• **ABOUT THIS TASK**
Tally the lines of the data below that contain the string "sales". Give the tally and nothing else.
(EXERCISE INPUTS)
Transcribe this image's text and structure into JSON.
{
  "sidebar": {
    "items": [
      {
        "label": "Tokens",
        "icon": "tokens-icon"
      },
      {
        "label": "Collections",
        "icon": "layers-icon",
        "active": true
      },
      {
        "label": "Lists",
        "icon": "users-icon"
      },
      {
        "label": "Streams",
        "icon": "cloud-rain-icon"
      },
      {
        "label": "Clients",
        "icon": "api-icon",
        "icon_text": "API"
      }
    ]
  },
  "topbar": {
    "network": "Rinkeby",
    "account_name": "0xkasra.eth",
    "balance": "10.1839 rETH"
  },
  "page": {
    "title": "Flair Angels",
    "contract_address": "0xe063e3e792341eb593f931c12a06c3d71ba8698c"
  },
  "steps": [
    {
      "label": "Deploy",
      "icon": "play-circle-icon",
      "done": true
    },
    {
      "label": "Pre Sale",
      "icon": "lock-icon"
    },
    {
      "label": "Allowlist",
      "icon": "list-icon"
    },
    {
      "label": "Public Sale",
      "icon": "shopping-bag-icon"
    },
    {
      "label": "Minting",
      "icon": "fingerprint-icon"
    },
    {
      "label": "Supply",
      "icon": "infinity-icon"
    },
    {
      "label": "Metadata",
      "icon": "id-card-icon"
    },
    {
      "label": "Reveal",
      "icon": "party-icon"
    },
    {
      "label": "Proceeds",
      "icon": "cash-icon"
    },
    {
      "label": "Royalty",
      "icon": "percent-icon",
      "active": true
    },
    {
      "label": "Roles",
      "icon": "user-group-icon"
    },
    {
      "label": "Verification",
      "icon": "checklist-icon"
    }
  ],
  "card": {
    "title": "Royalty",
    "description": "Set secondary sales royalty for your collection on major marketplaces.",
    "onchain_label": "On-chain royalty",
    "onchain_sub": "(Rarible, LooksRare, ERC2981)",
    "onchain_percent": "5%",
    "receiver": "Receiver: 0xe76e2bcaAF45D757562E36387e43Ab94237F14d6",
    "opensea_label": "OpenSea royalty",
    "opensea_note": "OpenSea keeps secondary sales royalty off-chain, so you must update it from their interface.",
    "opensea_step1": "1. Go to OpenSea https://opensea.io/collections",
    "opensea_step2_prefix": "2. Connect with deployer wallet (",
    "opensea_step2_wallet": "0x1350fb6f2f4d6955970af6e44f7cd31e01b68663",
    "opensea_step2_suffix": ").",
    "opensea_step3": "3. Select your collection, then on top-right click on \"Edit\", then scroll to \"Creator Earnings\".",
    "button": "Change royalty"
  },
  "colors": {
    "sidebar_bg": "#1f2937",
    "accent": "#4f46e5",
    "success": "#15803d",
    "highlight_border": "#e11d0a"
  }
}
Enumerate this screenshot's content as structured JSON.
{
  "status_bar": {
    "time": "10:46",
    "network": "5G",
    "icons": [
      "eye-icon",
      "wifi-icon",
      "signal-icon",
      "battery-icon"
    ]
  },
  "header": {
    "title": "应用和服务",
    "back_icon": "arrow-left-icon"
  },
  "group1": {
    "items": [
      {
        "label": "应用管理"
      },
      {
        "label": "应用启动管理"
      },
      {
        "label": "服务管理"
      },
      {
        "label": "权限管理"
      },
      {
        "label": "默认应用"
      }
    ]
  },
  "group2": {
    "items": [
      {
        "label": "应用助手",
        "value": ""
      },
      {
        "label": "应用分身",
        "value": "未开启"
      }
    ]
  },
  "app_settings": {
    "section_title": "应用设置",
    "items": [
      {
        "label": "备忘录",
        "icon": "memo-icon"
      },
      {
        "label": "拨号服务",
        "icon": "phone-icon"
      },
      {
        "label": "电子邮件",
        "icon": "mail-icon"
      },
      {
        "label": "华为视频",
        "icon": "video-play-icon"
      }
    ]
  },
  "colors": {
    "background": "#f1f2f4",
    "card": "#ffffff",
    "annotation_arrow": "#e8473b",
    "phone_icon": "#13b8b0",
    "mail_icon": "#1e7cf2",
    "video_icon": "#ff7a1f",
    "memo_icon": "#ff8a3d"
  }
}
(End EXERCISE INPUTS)
• **ANSWER FOR THIS EXERCISE**
2